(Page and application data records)
-.-.-

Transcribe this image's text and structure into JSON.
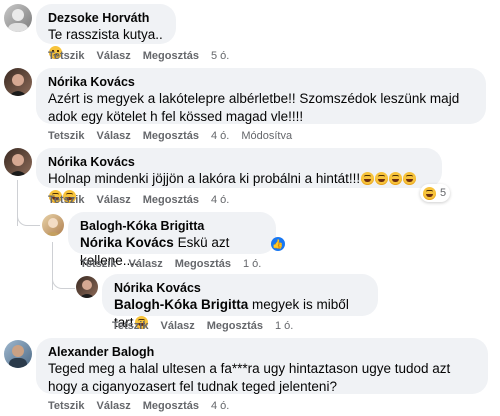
{
  "comments": [
    {
      "author": "Dezsoke Horváth",
      "text": "Te rasszista kutya..",
      "emoji": "sad-face-icon",
      "actions": {
        "like": "Tetszik",
        "reply": "Válasz",
        "share": "Megosztás",
        "time": "5 ó."
      }
    },
    {
      "author": "Nórika Kovács",
      "text": "Azért is megyek a lakótelepre albérletbe!! Szomszédok leszünk majd adok egy kötelet h fel kössed magad vle!!!!",
      "actions": {
        "like": "Tetszik",
        "reply": "Válasz",
        "share": "Megosztás",
        "time": "4 ó.",
        "edited": "Módosítva"
      }
    },
    {
      "author": "Nórika Kovács",
      "text": "Holnap mindenki jöjjön a lakóra ki probálni a hintát!!!",
      "emoji": "laughing-tears-icon",
      "reaction": {
        "icon": "haha-reaction-icon",
        "count": "5"
      },
      "actions": {
        "like": "Tetszik",
        "reply": "Válasz",
        "share": "Megosztás",
        "time": "4 ó."
      }
    },
    {
      "author": "Balogh-Kóka Brigitta",
      "mention": "Nórika Kovács",
      "text": "Eskü azt kellene....",
      "reaction": {
        "icon": "like-reaction-icon"
      },
      "actions": {
        "like": "Tetszik",
        "reply": "Válasz",
        "share": "Megosztás",
        "time": "1 ó."
      }
    },
    {
      "author": "Nórika Kovács",
      "mention": "Balogh-Kóka Brigitta",
      "text": "megyek is miből tart",
      "emoji": "laughing-tears-icon",
      "actions": {
        "like": "Tetszik",
        "reply": "Válasz",
        "share": "Megosztás",
        "time": "1 ó."
      }
    },
    {
      "author": "Alexander Balogh",
      "text": "Teged meg a halal ultesen a fa***ra ugy hintaztason ugye tudod azt hogy a ciganyozasert fel tudnak teged jelenteni?",
      "actions": {
        "like": "Tetszik",
        "reply": "Válasz",
        "share": "Megosztás",
        "time": "4 ó."
      }
    }
  ],
  "colors": {
    "bubble": "#f0f2f5",
    "meta": "#65676b",
    "like": "#1877f2",
    "emoji": "#f7c33b"
  }
}
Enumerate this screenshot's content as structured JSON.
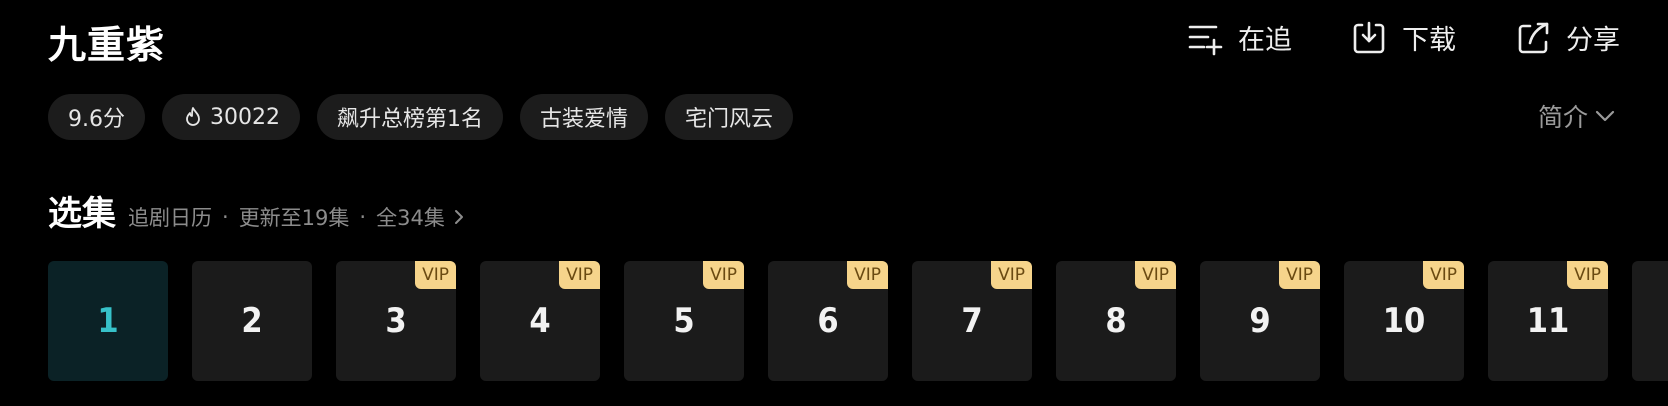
{
  "title": "九重紫",
  "actions": {
    "follow": "在追",
    "download": "下载",
    "share": "分享"
  },
  "tags": {
    "rating": "9.6分",
    "heat": "30022",
    "rank": "飙升总榜第1名",
    "genre": "古装爱情",
    "theme": "宅门风云"
  },
  "intro_label": "简介",
  "selection": {
    "title": "选集",
    "calendar": "追剧日历",
    "updated": "更新至19集",
    "total": "全34集",
    "separator": "·"
  },
  "episodes": [
    {
      "num": "1",
      "vip": "",
      "active": true
    },
    {
      "num": "2",
      "vip": ""
    },
    {
      "num": "3",
      "vip": "VIP"
    },
    {
      "num": "4",
      "vip": "VIP"
    },
    {
      "num": "5",
      "vip": "VIP"
    },
    {
      "num": "6",
      "vip": "VIP"
    },
    {
      "num": "7",
      "vip": "VIP"
    },
    {
      "num": "8",
      "vip": "VIP"
    },
    {
      "num": "9",
      "vip": "VIP"
    },
    {
      "num": "10",
      "vip": "VIP"
    },
    {
      "num": "11",
      "vip": "VIP"
    }
  ],
  "colors": {
    "background": "#000000",
    "chip": "#1c1c1c",
    "active_episode_text": "#37c2c9",
    "vip_badge": "#f6d48b"
  }
}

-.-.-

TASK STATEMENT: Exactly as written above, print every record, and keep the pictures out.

SOLUTION BELOW:
Transcribe this image's text and structure into JSON.
{
  "comments": [
    {
      "author": "Dezsoke Horváth",
      "text": "Te rasszista kutya..",
      "emoji": "sad-face-icon",
      "actions": {
        "like": "Tetszik",
        "reply": "Válasz",
        "share": "Megosztás",
        "time": "5 ó."
      }
    },
    {
      "author": "Nórika Kovács",
      "text": "Azért is megyek a lakótelepre albérletbe!! Szomszédok leszünk majd adok egy kötelet h fel kössed magad vle!!!!",
      "actions": {
        "like": "Tetszik",
        "reply": "Válasz",
        "share": "Megosztás",
        "time": "4 ó.",
        "edited": "Módosítva"
      }
    },
    {
      "author": "Nórika Kovács",
      "text": "Holnap mindenki jöjjön a lakóra ki probálni a hintát!!!",
      "emoji": "laughing-tears-icon",
      "reaction": {
        "icon": "haha-reaction-icon",
        "count": "5"
      },
      "actions": {
        "like": "Tetszik",
        "reply": "Válasz",
        "share": "Megosztás",
        "time": "4 ó."
      }
    },
    {
      "author": "Balogh-Kóka Brigitta",
      "mention": "Nórika Kovács",
      "text": "Eskü azt kellene....",
      "reaction": {
        "icon": "like-reaction-icon"
      },
      "actions": {
        "like": "Tetszik",
        "reply": "Válasz",
        "share": "Megosztás",
        "time": "1 ó."
      }
    },
    {
      "author": "Nórika Kovács",
      "mention": "Balogh-Kóka Brigitta",
      "text": "megyek is miből tart",
      "emoji": "laughing-tears-icon",
      "actions": {
        "like": "Tetszik",
        "reply": "Válasz",
        "share": "Megosztás",
        "time": "1 ó."
      }
    },
    {
      "author": "Alexander Balogh",
      "text": "Teged meg a halal ultesen a fa***ra ugy hintaztason ugye tudod azt hogy a ciganyozasert fel tudnak teged jelenteni?",
      "actions": {
        "like": "Tetszik",
        "reply": "Válasz",
        "share": "Megosztás",
        "time": "4 ó."
      }
    }
  ],
  "colors": {
    "bubble": "#f0f2f5",
    "meta": "#65676b",
    "like": "#1877f2",
    "emoji": "#f7c33b"
  }
}
Enumerate this screenshot's content as structured JSON.
{
  "title": "九重紫",
  "actions": {
    "follow": "在追",
    "download": "下载",
    "share": "分享"
  },
  "tags": {
    "rating": "9.6分",
    "heat": "30022",
    "rank": "飙升总榜第1名",
    "genre": "古装爱情",
    "theme": "宅门风云"
  },
  "intro_label": "简介",
  "selection": {
    "title": "选集",
    "calendar": "追剧日历",
    "updated": "更新至19集",
    "total": "全34集",
    "separator": "·"
  },
  "episodes": [
    {
      "num": "1",
      "vip": "",
      "active": true
    },
    {
      "num": "2",
      "vip": ""
    },
    {
      "num": "3",
      "vip": "VIP"
    },
    {
      "num": "4",
      "vip": "VIP"
    },
    {
      "num": "5",
      "vip": "VIP"
    },
    {
      "num": "6",
      "vip": "VIP"
    },
    {
      "num": "7",
      "vip": "VIP"
    },
    {
      "num": "8",
      "vip": "VIP"
    },
    {
      "num": "9",
      "vip": "VIP"
    },
    {
      "num": "10",
      "vip": "VIP"
    },
    {
      "num": "11",
      "vip": "VIP"
    }
  ],
  "colors": {
    "background": "#000000",
    "chip": "#1c1c1c",
    "active_episode_text": "#37c2c9",
    "vip_badge": "#f6d48b"
  }
}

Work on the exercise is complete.